**Input records**

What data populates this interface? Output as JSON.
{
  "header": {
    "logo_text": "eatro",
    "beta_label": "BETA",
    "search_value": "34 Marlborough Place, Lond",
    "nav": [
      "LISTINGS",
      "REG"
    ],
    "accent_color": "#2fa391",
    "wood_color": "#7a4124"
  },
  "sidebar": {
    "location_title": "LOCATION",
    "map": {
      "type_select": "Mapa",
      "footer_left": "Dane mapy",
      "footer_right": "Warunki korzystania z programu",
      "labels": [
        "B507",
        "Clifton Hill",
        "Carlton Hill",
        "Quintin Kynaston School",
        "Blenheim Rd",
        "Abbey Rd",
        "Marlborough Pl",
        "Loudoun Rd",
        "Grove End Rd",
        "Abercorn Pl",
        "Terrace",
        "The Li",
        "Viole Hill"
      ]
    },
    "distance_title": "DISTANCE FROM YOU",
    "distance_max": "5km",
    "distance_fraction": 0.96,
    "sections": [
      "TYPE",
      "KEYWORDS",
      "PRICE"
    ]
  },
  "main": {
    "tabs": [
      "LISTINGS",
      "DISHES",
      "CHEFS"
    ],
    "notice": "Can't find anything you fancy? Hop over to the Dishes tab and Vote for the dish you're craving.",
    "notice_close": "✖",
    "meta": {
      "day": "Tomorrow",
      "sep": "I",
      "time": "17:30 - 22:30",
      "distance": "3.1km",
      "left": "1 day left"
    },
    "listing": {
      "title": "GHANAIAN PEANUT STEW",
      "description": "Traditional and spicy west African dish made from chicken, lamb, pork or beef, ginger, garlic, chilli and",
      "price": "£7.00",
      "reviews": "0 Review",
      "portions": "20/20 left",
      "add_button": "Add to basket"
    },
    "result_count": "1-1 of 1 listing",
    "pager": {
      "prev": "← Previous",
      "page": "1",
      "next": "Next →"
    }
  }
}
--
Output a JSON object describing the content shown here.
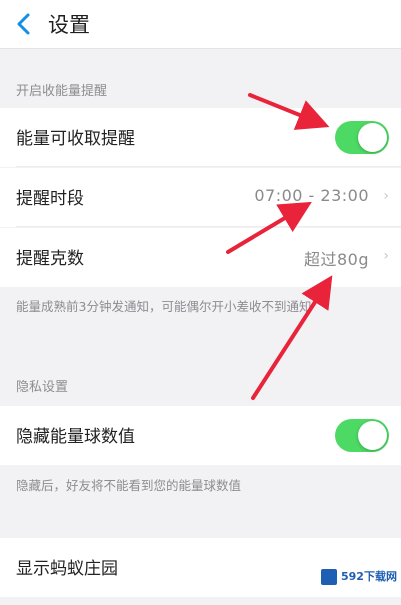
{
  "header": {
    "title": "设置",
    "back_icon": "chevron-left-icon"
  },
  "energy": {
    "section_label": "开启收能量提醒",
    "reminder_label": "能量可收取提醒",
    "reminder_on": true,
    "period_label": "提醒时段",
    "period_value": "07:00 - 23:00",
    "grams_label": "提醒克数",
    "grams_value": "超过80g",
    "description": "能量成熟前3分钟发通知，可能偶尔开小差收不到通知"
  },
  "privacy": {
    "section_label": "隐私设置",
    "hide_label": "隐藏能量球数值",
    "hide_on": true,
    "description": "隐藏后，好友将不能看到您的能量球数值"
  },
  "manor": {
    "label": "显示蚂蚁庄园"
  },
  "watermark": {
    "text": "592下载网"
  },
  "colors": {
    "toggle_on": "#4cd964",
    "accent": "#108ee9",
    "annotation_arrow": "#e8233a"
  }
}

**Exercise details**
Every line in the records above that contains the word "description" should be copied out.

**Result below**
      "description": "Traditional and spicy west African dish made from chicken, lamb, pork or beef, ginger, garlic, chilli and",
    "description": "能量成熟前3分钟发通知，可能偶尔开小差收不到通知"
    "description": "隐藏后，好友将不能看到您的能量球数值"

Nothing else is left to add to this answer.